Medical cannabis for the treatment of fibromyalgia syndrome: a retrospective, open-label case series
Background: The use of cannabis for treating fibromyalgia syndrome (FMS) has not been comprehensively investigated. Thus, we have assessed the efficacy and adverse events (AEs) of short- and long-term medical cannabis (MC) treatment for FMS.
Methods: Data were obtained from medical reports archived in the pain clinic of Ponderano (Italy; retrospective study). FMS patients, who were resistant to conventional therapy, received licensed MC with various Δ-9-tetrahydrocannabinol (THC) and cannabidiol (CBD) content, as powdered whole flowers (decoction or vaporization) or oil extracts. Demographic and clinical parameters, including Numerical Rating Scale (NRS), Oswestry Disability Index (ODI), Hospital Anxiety and Depression Scale, Widespread Pain Index (WPI), Severity Score (SyS), and side effects, were obtained after 1, 3, and 12 months. Data were analyzed with Wilcoxon signed-rank tests for paired data.
Results: Thirty-eight patients were included. Thirty, 18, and 12 patients continued therapy for 1, 3, and 12 months, respectively. Significant improvements (p < 0.01) were observed in NRS, ODI, WPI, and SyS at 1 month; in NRS, ODI, and WPI at 3 months; and in NRS, ODI, and SyS at 12 months. Therapy was interrupted by 17 patients (48.6%) owing to nonserious AEs according to the FDA. The most common side effects were mental confusion (37%), dizziness (14%), nausea/vomiting (14%), and restlessness/irritation (14%). The median daily dose of milled flowers administered as THC-dominant MC and hybrid MC (with similar THC/CBD ratio) was 200 mg/day and 400 mg/day, respectively. After 3 months of titration, the median content of THC administered with THC-dominant MC cultivars was 46.2 mg, and of THC + CBD administered as a hybrid MC cultivar, was 23.6 mg + 38 mg. At 3 months, median THC content administered in the oil extract of the THC-dominant MC cultivars was 9.7 mg, while that of THC + CBD administered in the oil extract of the hybrid MC cultivars was 1.8 mg + 2 mg.
Conclusions: MC may represent an alternative treatment for patients with FMS who are unresponsive to conventional therapy. However, its application may be limited by the incidence of nonserious AEs.
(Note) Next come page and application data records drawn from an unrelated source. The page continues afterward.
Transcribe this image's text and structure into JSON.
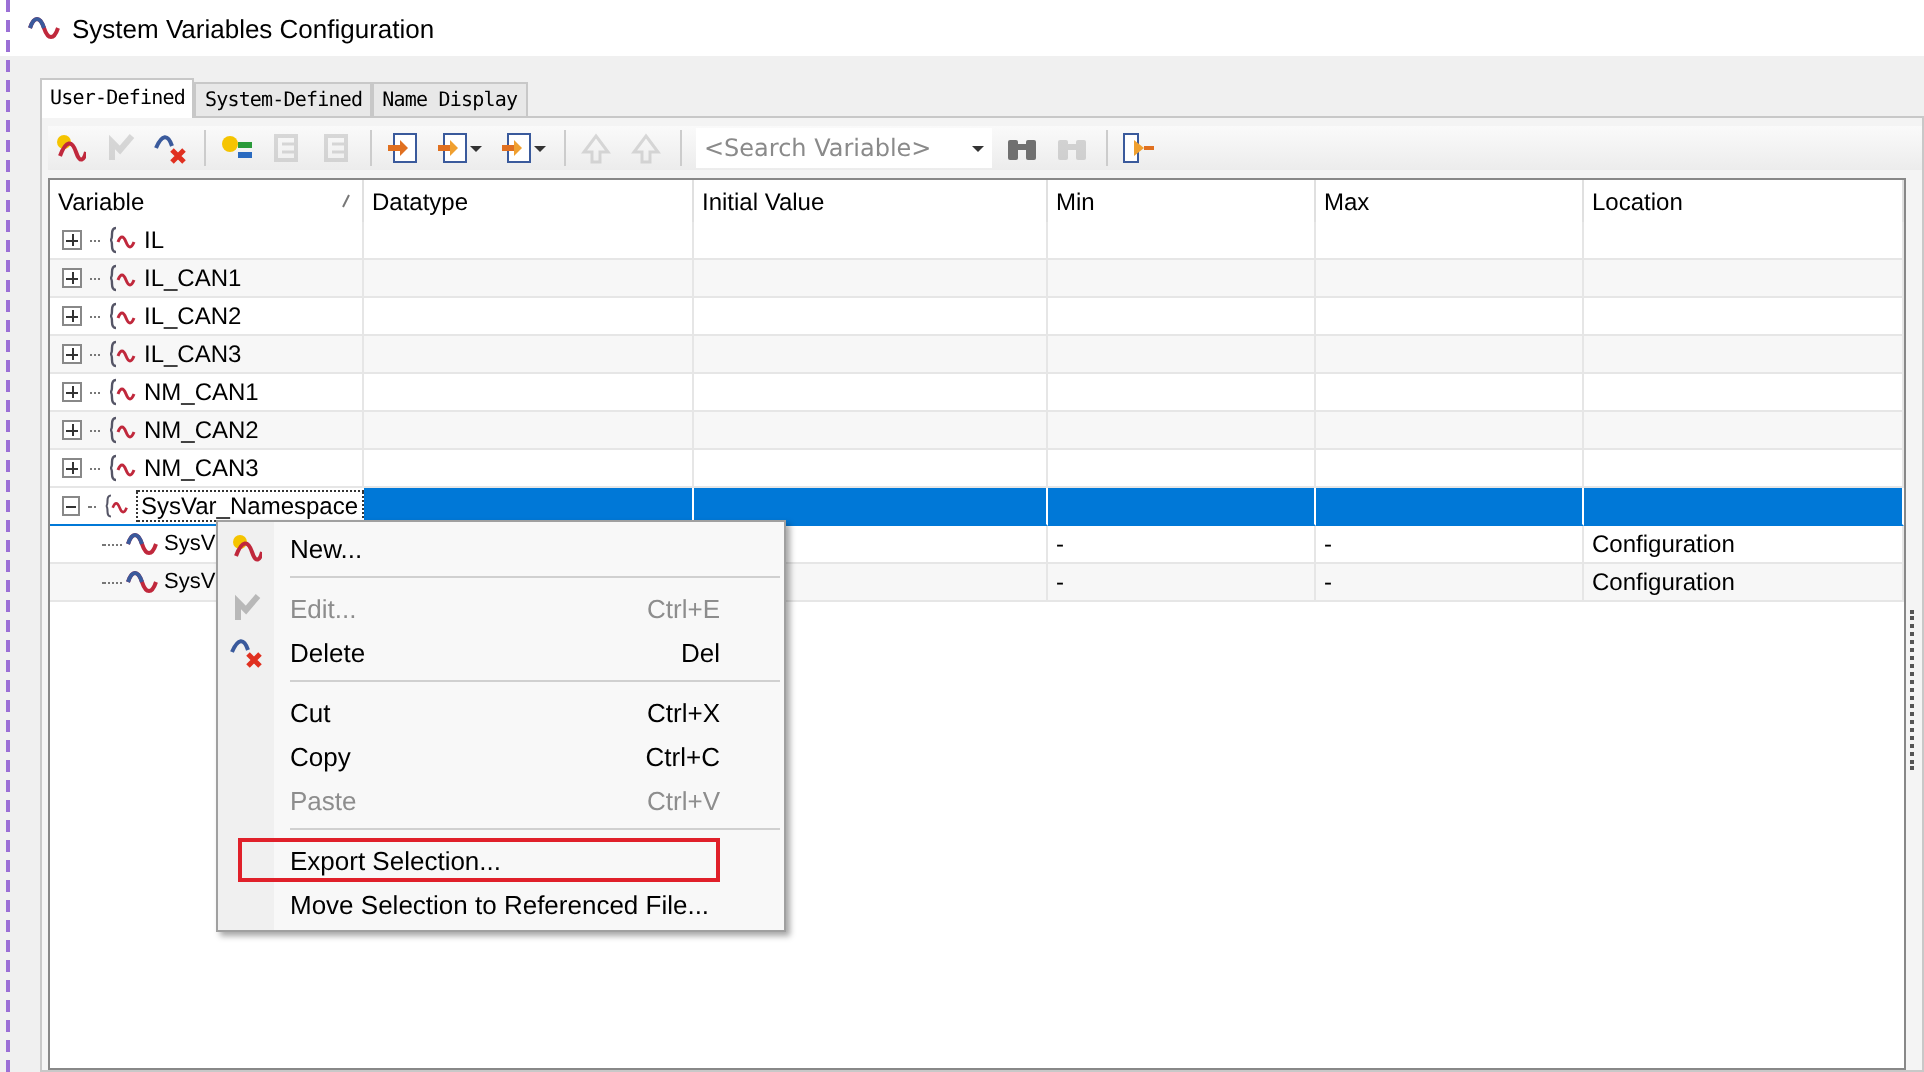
{
  "window": {
    "title": "System Variables Configuration"
  },
  "tabs": [
    {
      "label": "User-Defined",
      "selected": true
    },
    {
      "label": "System-Defined",
      "selected": false
    },
    {
      "label": "Name Display",
      "selected": false
    }
  ],
  "toolbar": {
    "buttons": [
      {
        "disabled": false
      },
      {
        "disabled": true
      },
      {
        "disabled": false
      },
      {
        "disabled": false
      },
      {
        "disabled": true
      },
      {
        "disabled": true
      },
      {
        "disabled": false
      },
      {
        "disabled": false
      },
      {
        "disabled": false
      },
      {
        "disabled": true
      },
      {
        "disabled": true
      }
    ],
    "search": {
      "placeholder": "<Search Variable>"
    },
    "find_buttons": [
      {
        "disabled": false
      },
      {
        "disabled": true
      },
      {
        "disabled": false
      }
    ]
  },
  "table": {
    "columns": [
      "Variable",
      "Datatype",
      "Initial Value",
      "Min",
      "Max",
      "Location"
    ],
    "rows": [
      {
        "variable": "IL",
        "expanded": false,
        "selected": false
      },
      {
        "variable": "IL_CAN1",
        "expanded": false,
        "selected": false
      },
      {
        "variable": "IL_CAN2",
        "expanded": false,
        "selected": false
      },
      {
        "variable": "IL_CAN3",
        "expanded": false,
        "selected": false
      },
      {
        "variable": "NM_CAN1",
        "expanded": false,
        "selected": false
      },
      {
        "variable": "NM_CAN2",
        "expanded": false,
        "selected": false
      },
      {
        "variable": "NM_CAN3",
        "expanded": false,
        "selected": false
      },
      {
        "variable": "SysVar_Namespace",
        "expanded": true,
        "selected": true,
        "children": [
          {
            "variable": "SysV",
            "min": "-",
            "max": "-",
            "location": "Configuration",
            "selected": false
          },
          {
            "variable": "SysV",
            "min": "-",
            "max": "-",
            "location": "Configuration",
            "selected": false
          }
        ]
      }
    ]
  },
  "context_menu": {
    "items": [
      {
        "kind": "item",
        "label": "New...",
        "disabled": false,
        "highlighted": false
      },
      {
        "kind": "separator"
      },
      {
        "kind": "item",
        "label": "Edit...",
        "shortcut": "Ctrl+E",
        "disabled": true,
        "highlighted": false
      },
      {
        "kind": "item",
        "label": "Delete",
        "shortcut": "Del",
        "disabled": false,
        "highlighted": false
      },
      {
        "kind": "separator"
      },
      {
        "kind": "item",
        "label": "Cut",
        "shortcut": "Ctrl+X",
        "disabled": false,
        "highlighted": false
      },
      {
        "kind": "item",
        "label": "Copy",
        "shortcut": "Ctrl+C",
        "disabled": false,
        "highlighted": false
      },
      {
        "kind": "item",
        "label": "Paste",
        "shortcut": "Ctrl+V",
        "disabled": true,
        "highlighted": false
      },
      {
        "kind": "separator"
      },
      {
        "kind": "item",
        "label": "Export Selection...",
        "disabled": false,
        "highlighted": true
      },
      {
        "kind": "item",
        "label": "Move Selection to Referenced File...",
        "disabled": false,
        "highlighted": false
      }
    ]
  }
}
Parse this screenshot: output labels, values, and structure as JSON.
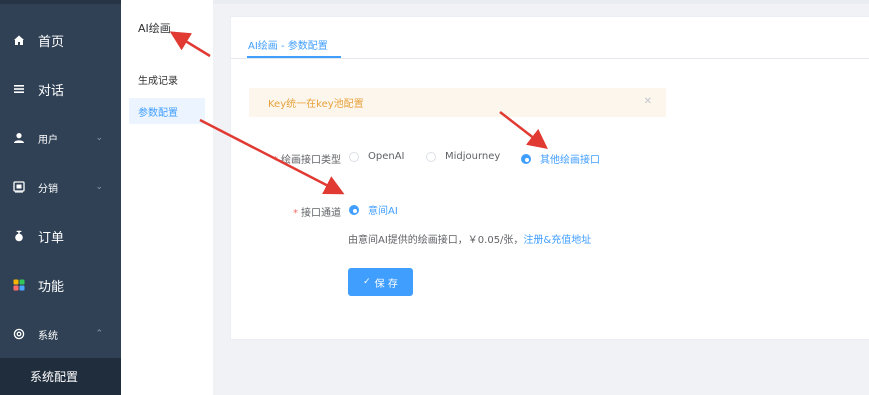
{
  "sidebar": {
    "items": [
      {
        "label": "首页",
        "icon": "home-icon"
      },
      {
        "label": "对话",
        "icon": "menu-lines-icon"
      },
      {
        "label": "用户",
        "icon": "user-icon"
      },
      {
        "label": "分销",
        "icon": "share-icon"
      },
      {
        "label": "订单",
        "icon": "order-icon"
      },
      {
        "label": "功能",
        "icon": "grid-icon"
      },
      {
        "label": "系统",
        "icon": "gear-icon"
      }
    ],
    "active_sub": "系统配置"
  },
  "subsidebar": {
    "title": "AI绘画",
    "items": [
      {
        "label": "生成记录"
      },
      {
        "label": "参数配置"
      }
    ]
  },
  "main": {
    "tab": "AI绘画 - 参数配置",
    "alert": "Key统一在key池配置",
    "form": {
      "type_label": "绘画接口类型",
      "type_options": [
        "OpenAI",
        "Midjourney",
        "其他绘画接口"
      ],
      "type_selected": "其他绘画接口",
      "channel_label": "接口通道",
      "channel_option": "意间AI",
      "hint_text": "由意间AI提供的绘画接口，￥0.05/张，",
      "hint_link": "注册&充值地址",
      "save_label": "保 存"
    }
  },
  "colors": {
    "primary": "#409eff",
    "sidebar_bg": "#304156",
    "warning": "#e6a23c",
    "annotation_red": "#e03a33"
  }
}
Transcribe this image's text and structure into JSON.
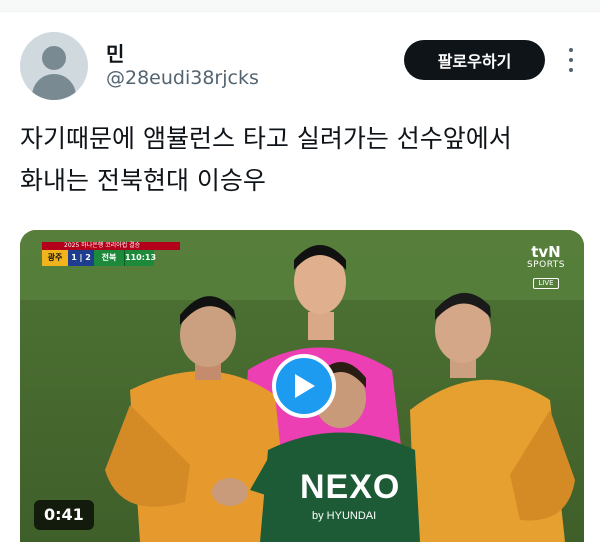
{
  "author": {
    "name": "민",
    "handle": "@28eudi38rjcks"
  },
  "actions": {
    "follow_label": "팔로우하기",
    "more_icon": "more-vertical-icon"
  },
  "tweet": {
    "text_line1": "자기때문에 앰뷸런스 타고 실려가는 선수앞에서",
    "text_line2": "화내는 전북현대 이승우"
  },
  "media": {
    "duration": "0:41",
    "play_icon": "play-icon",
    "scoreboard": {
      "header": "2025 하나은행 코리아컵 결승",
      "team1": "광주",
      "score": "1 | 2",
      "team2": "전북",
      "time": "110:13"
    },
    "broadcaster": {
      "name": "tvN",
      "sub": "SPORTS",
      "badge": "LIVE"
    },
    "jersey_sponsor": "NEXO",
    "jersey_sub": "by HYUNDAI"
  },
  "colors": {
    "follow_bg": "#0f1419",
    "play_accent": "#1d9bf0",
    "handle_gray": "#536471"
  }
}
Keywords: Case series; Fibromyalgia treatment; Herbal cannabis; Medical cannabis; Musculoskeletal pain; Open-label study.